What makes the device different is that the mist is induction-charged — meaning it passes through a high-voltage field. As a result, molecules of the disinfectant become more “positively charged,” making its minute droplets adhere to surfaces. It’s like a balloon, rubbed against a sweater, that will stick to your clothing, said Mike Sides, the inventor.
Hospitals and nursing home chains were already beginning to buy the mister this fall when the Ebola cases in Dallas escalated the need for such disinfecting devices.
Twenty have been shipped to the Philippines, and the U.S. government has made inquiries about tens of thousands that could be shipped to West Africa, Robertson said.
The mister is the brainchild of Sides, 62, a machinist-welder from the small Central Texas town of Goldthwaite. There he has tinkered for years on nozzles carried by crop-dusting planes. Induction charging the liquid pesticide keeps it on target, whether it’s used on a row of potatoes or orchards of pecan trees, he said.
From there, Sides worked on prototypes of a portable sprayer that could be used on greenhouse tomatoes. Word spread in Goldthwaite, and when H1N1 flu prompted concerns at the local school district, he got a call from the principal “to bring over that tomato sprayer.” Sides sprayed down the schools.

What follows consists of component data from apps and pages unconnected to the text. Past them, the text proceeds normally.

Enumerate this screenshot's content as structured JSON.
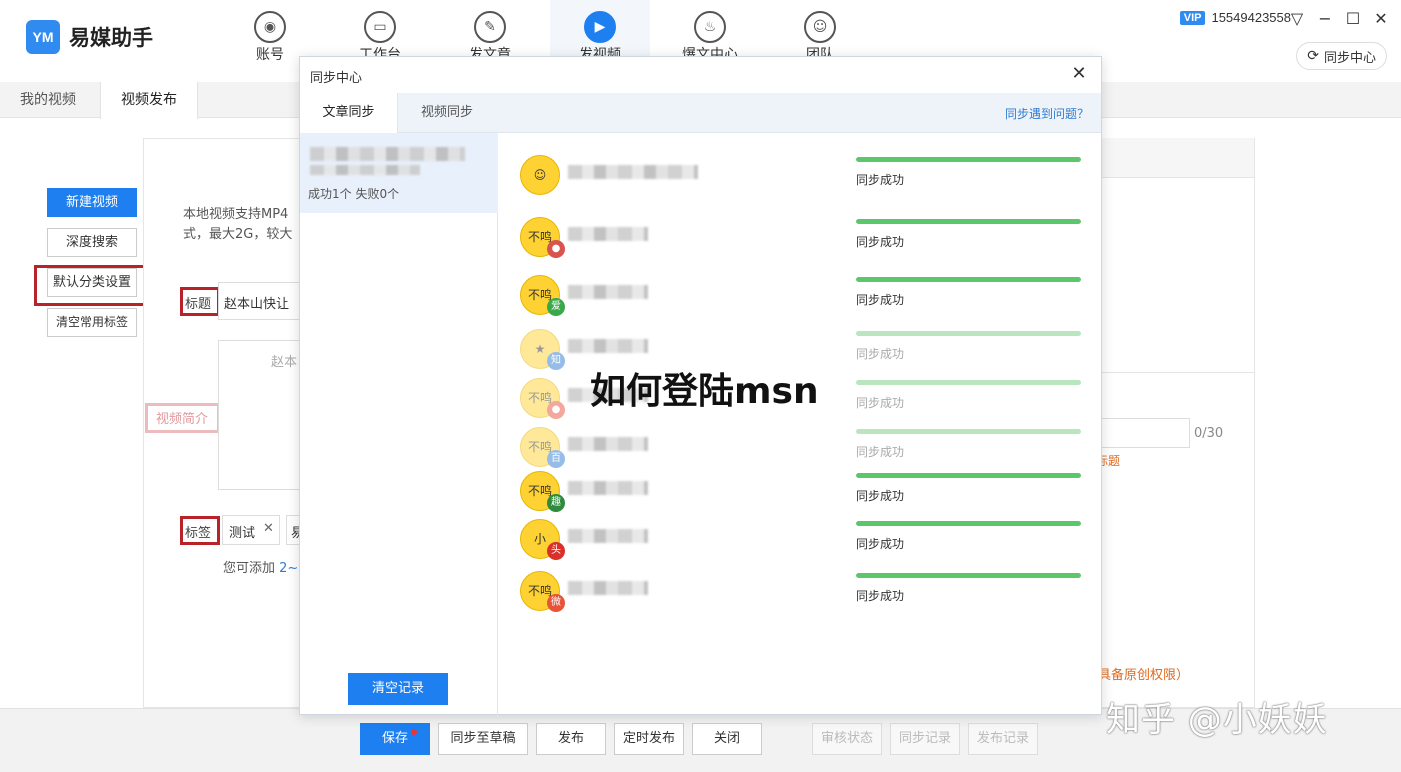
{
  "app": {
    "logo_mark": "YM",
    "name": "易媒助手",
    "nav": [
      {
        "label": "账号",
        "icon": "user-icon",
        "glyph": "◉"
      },
      {
        "label": "工作台",
        "icon": "monitor-icon",
        "glyph": "▭"
      },
      {
        "label": "发文章",
        "icon": "feather-icon",
        "glyph": "✎"
      },
      {
        "label": "发视频",
        "icon": "play-icon",
        "glyph": "▶"
      },
      {
        "label": "爆文中心",
        "icon": "flame-icon",
        "glyph": "♨"
      },
      {
        "label": "团队",
        "icon": "team-icon",
        "glyph": "☺"
      }
    ],
    "vip": "VIP",
    "phone": "15549423558",
    "sync_center_button": "同步中心"
  },
  "subtabs": [
    "我的视频",
    "视频发布"
  ],
  "left_buttons": {
    "new_video": "新建视频",
    "deep_search": "深度搜索",
    "default_category": "默认分类设置",
    "clear_tags": "清空常用标签"
  },
  "form": {
    "hint_line1": "本地视频支持MP4",
    "hint_line2": "式，最大2G，较大",
    "title_label": "标题",
    "title_value": "赵本山快让",
    "intro_label": "视频简介",
    "intro_placeholder": "赵本",
    "tags_label": "标签",
    "tag_1": "测试",
    "tag_2": "易",
    "tag_hint": "您可添加",
    "tag_hint_range": "2~",
    "counter": "0/30",
    "title_link": "标题",
    "original_note": "具备原创权限）"
  },
  "bottom_buttons": {
    "save": "保存",
    "sync_draft": "同步至草稿",
    "publish": "发布",
    "scheduled": "定时发布",
    "close": "关闭",
    "review_status": "审核状态",
    "sync_record": "同步记录",
    "publish_record": "发布记录"
  },
  "sync_modal": {
    "title": "同步中心",
    "tabs": [
      "文章同步",
      "视频同步"
    ],
    "help_link": "同步遇到问题？",
    "record_summary": "成功1个 失败0个",
    "clear_button": "清空记录",
    "rows": [
      {
        "avatar": "☺",
        "badge": "",
        "badge_color": "#ffffff",
        "status": "同步成功",
        "progress": 1.0,
        "faded": false
      },
      {
        "avatar": "不鸣",
        "badge": "●",
        "badge_color": "#d9534f",
        "status": "同步成功",
        "progress": 1.0,
        "faded": false
      },
      {
        "avatar": "不鸣",
        "badge": "爱",
        "badge_color": "#38a84a",
        "status": "同步成功",
        "progress": 1.0,
        "faded": false
      },
      {
        "avatar": "★",
        "badge": "知",
        "badge_color": "#2f7dd1",
        "status": "同步成功",
        "progress": 1.0,
        "faded": true
      },
      {
        "avatar": "不鸣",
        "badge": "●",
        "badge_color": "#e8543a",
        "status": "同步成功",
        "progress": 1.0,
        "faded": true
      },
      {
        "avatar": "不鸣",
        "badge": "百",
        "badge_color": "#2f7dd1",
        "status": "同步成功",
        "progress": 1.0,
        "faded": true
      },
      {
        "avatar": "不鸣",
        "badge": "趣",
        "badge_color": "#2e8b3e",
        "status": "同步成功",
        "progress": 1.0,
        "faded": false
      },
      {
        "avatar": "小",
        "badge": "头",
        "badge_color": "#d9302c",
        "status": "同步成功",
        "progress": 1.0,
        "faded": false
      },
      {
        "avatar": "不鸣",
        "badge": "微",
        "badge_color": "#e8543a",
        "status": "同步成功",
        "progress": 1.0,
        "faded": false
      }
    ]
  },
  "overlay_title": "如何登陆msn",
  "watermark": "知乎 @小妖妖",
  "colors": {
    "accent": "#1e7ff0",
    "success": "#5cc66a",
    "highlight_border": "#b8232a",
    "link": "#2f7dd1",
    "warning_link": "#e06a1f"
  }
}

When he mentioned it to his family, his daughter Brandi Whiteley, who has nursing training, turned to him and said, “Dad, do you realize what you’ve got here?”
Whiteley immediately grasped the practical use of an effective disinfecting device for hospitals and care centers. The family decided to form a company to make and sell the misters.
Getting seed money was another matter.
Lenders turned them down, but an El Paso banker referred the family to the federal Small Business Administration, which in turn suggested that the family try Tech Fort Worth. After making an impression on the nonprofit entrepreneurial incubator, they made a Shark Tank-like pitch to a group of investors called the Cowtown Angels.
Robertson, 58, who had worked in the hospice equipment field, wasn’t impressed, however, citing weaknesses in the business plan, he recalled Wednesday. But he was soon won over after several other investors talked up the business and the group asked him to become its CEO earlier this year.
E-Mist began with a $150,000 investment, then topped it off with another $500,000, Sides and Robertson said. The Sides family still controls a sizable portion of the company, Mike Sides said.
The devices are “licensed” to users at $500 a month, an arrangement that allows E-Mist to replace units with more sophisticated models as they evolve, Robertson said. If a contract is finalized with the government, units would likely be sold outright, he added.
“It’s amazing,” Sides said of the device’s sudden fame. “What are the chances of a new company with a product just emerging to be working in that area when the Ebola thing happens in almost the same city? I don’t know if that’s fate, chance or God’s will. We’re definitely at the right place at the right time with the right contacts.”